WHAT NEEDS TO BE DONE>
Return the listing in full, word for word.

-- ENTRIES SUPPLIED follows --

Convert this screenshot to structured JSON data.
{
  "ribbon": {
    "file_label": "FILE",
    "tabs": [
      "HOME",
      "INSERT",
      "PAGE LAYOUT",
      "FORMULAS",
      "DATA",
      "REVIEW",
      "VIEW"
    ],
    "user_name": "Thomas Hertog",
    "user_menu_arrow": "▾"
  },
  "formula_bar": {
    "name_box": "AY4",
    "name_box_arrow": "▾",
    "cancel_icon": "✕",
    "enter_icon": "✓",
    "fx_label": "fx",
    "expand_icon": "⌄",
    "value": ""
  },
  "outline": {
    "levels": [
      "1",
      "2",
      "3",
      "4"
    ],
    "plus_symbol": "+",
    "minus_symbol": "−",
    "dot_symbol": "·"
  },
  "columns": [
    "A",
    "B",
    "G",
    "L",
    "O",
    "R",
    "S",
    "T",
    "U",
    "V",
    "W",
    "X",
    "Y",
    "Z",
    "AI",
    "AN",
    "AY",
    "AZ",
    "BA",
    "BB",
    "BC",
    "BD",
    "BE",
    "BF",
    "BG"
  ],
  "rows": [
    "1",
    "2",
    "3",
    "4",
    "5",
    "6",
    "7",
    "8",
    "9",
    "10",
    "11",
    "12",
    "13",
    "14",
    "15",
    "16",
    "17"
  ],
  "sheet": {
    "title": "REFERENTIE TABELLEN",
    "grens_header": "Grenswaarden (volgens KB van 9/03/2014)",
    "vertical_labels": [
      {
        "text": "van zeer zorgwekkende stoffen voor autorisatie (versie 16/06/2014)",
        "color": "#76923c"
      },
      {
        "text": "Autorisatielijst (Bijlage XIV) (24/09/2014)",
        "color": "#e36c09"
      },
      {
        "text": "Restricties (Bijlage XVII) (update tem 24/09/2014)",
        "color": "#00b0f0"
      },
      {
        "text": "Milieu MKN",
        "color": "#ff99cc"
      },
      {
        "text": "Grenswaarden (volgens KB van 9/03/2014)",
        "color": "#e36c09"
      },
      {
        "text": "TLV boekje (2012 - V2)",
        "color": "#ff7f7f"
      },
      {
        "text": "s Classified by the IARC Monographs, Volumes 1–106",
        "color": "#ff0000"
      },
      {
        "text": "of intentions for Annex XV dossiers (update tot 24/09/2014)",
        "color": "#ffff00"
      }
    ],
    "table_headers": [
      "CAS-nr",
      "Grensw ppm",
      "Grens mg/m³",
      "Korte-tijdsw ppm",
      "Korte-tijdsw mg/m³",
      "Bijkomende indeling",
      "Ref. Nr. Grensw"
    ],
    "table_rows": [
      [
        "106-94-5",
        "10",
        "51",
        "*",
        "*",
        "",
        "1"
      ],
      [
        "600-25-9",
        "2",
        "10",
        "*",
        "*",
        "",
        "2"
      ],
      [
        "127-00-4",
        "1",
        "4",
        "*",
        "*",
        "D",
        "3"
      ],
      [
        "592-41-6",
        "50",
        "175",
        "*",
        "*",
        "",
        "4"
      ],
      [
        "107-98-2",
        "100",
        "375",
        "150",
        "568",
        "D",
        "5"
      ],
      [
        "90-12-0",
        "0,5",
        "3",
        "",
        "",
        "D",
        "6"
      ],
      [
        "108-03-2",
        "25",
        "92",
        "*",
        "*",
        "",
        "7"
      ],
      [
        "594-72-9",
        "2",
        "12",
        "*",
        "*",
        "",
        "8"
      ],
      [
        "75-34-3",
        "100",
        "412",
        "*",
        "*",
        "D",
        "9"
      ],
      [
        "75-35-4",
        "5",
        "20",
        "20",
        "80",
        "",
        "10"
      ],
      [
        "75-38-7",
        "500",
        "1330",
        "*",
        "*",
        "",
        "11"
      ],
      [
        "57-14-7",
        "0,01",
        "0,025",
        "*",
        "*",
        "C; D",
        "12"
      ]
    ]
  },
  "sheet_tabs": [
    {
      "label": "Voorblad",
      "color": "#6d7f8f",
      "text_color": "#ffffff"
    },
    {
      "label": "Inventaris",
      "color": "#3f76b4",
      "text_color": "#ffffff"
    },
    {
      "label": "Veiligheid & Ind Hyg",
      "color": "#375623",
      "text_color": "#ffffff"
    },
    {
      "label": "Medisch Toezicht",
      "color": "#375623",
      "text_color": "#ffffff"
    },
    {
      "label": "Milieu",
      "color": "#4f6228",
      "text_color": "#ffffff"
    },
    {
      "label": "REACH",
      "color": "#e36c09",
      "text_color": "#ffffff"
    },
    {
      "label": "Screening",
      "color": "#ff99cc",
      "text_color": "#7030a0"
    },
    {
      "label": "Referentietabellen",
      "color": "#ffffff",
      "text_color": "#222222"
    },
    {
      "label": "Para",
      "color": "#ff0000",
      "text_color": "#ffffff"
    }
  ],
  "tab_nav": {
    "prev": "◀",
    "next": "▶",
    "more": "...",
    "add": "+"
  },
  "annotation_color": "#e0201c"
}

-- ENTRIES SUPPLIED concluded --

EXPECTED OUTPUT>
Convert this screenshot to structured JSON data.
{
  "ribbon": {
    "file_label": "FILE",
    "tabs": [
      "HOME",
      "INSERT",
      "PAGE LAYOUT",
      "FORMULAS",
      "DATA",
      "REVIEW",
      "VIEW"
    ],
    "user_name": "Thomas Hertog",
    "user_menu_arrow": "▾"
  },
  "formula_bar": {
    "name_box": "AY4",
    "name_box_arrow": "▾",
    "cancel_icon": "✕",
    "enter_icon": "✓",
    "fx_label": "fx",
    "expand_icon": "⌄",
    "value": ""
  },
  "outline": {
    "levels": [
      "1",
      "2",
      "3",
      "4"
    ],
    "plus_symbol": "+",
    "minus_symbol": "−",
    "dot_symbol": "·"
  },
  "columns": [
    "A",
    "B",
    "G",
    "L",
    "O",
    "R",
    "S",
    "T",
    "U",
    "V",
    "W",
    "X",
    "Y",
    "Z",
    "AI",
    "AN",
    "AY",
    "AZ",
    "BA",
    "BB",
    "BC",
    "BD",
    "BE",
    "BF",
    "BG"
  ],
  "rows": [
    "1",
    "2",
    "3",
    "4",
    "5",
    "6",
    "7",
    "8",
    "9",
    "10",
    "11",
    "12",
    "13",
    "14",
    "15",
    "16",
    "17"
  ],
  "sheet": {
    "title": "REFERENTIE TABELLEN",
    "grens_header": "Grenswaarden (volgens KB van 9/03/2014)",
    "vertical_labels": [
      {
        "text": "van zeer zorgwekkende stoffen voor autorisatie (versie 16/06/2014)",
        "color": "#76923c"
      },
      {
        "text": "Autorisatielijst (Bijlage XIV) (24/09/2014)",
        "color": "#e36c09"
      },
      {
        "text": "Restricties (Bijlage XVII) (update tem 24/09/2014)",
        "color": "#00b0f0"
      },
      {
        "text": "Milieu MKN",
        "color": "#ff99cc"
      },
      {
        "text": "Grenswaarden (volgens KB van 9/03/2014)",
        "color": "#e36c09"
      },
      {
        "text": "TLV boekje (2012 - V2)",
        "color": "#ff7f7f"
      },
      {
        "text": "s Classified by the IARC Monographs, Volumes 1–106",
        "color": "#ff0000"
      },
      {
        "text": "of intentions for Annex XV dossiers (update tot 24/09/2014)",
        "color": "#ffff00"
      }
    ],
    "table_headers": [
      "CAS-nr",
      "Grensw ppm",
      "Grens mg/m³",
      "Korte-tijdsw ppm",
      "Korte-tijdsw mg/m³",
      "Bijkomende indeling",
      "Ref. Nr. Grensw"
    ],
    "table_rows": [
      [
        "106-94-5",
        "10",
        "51",
        "*",
        "*",
        "",
        "1"
      ],
      [
        "600-25-9",
        "2",
        "10",
        "*",
        "*",
        "",
        "2"
      ],
      [
        "127-00-4",
        "1",
        "4",
        "*",
        "*",
        "D",
        "3"
      ],
      [
        "592-41-6",
        "50",
        "175",
        "*",
        "*",
        "",
        "4"
      ],
      [
        "107-98-2",
        "100",
        "375",
        "150",
        "568",
        "D",
        "5"
      ],
      [
        "90-12-0",
        "0,5",
        "3",
        "",
        "",
        "D",
        "6"
      ],
      [
        "108-03-2",
        "25",
        "92",
        "*",
        "*",
        "",
        "7"
      ],
      [
        "594-72-9",
        "2",
        "12",
        "*",
        "*",
        "",
        "8"
      ],
      [
        "75-34-3",
        "100",
        "412",
        "*",
        "*",
        "D",
        "9"
      ],
      [
        "75-35-4",
        "5",
        "20",
        "20",
        "80",
        "",
        "10"
      ],
      [
        "75-38-7",
        "500",
        "1330",
        "*",
        "*",
        "",
        "11"
      ],
      [
        "57-14-7",
        "0,01",
        "0,025",
        "*",
        "*",
        "C; D",
        "12"
      ]
    ]
  },
  "sheet_tabs": [
    {
      "label": "Voorblad",
      "color": "#6d7f8f",
      "text_color": "#ffffff"
    },
    {
      "label": "Inventaris",
      "color": "#3f76b4",
      "text_color": "#ffffff"
    },
    {
      "label": "Veiligheid & Ind Hyg",
      "color": "#375623",
      "text_color": "#ffffff"
    },
    {
      "label": "Medisch Toezicht",
      "color": "#375623",
      "text_color": "#ffffff"
    },
    {
      "label": "Milieu",
      "color": "#4f6228",
      "text_color": "#ffffff"
    },
    {
      "label": "REACH",
      "color": "#e36c09",
      "text_color": "#ffffff"
    },
    {
      "label": "Screening",
      "color": "#ff99cc",
      "text_color": "#7030a0"
    },
    {
      "label": "Referentietabellen",
      "color": "#ffffff",
      "text_color": "#222222"
    },
    {
      "label": "Para",
      "color": "#ff0000",
      "text_color": "#ffffff"
    }
  ],
  "tab_nav": {
    "prev": "◀",
    "next": "▶",
    "more": "...",
    "add": "+"
  },
  "annotation_color": "#e0201c"
}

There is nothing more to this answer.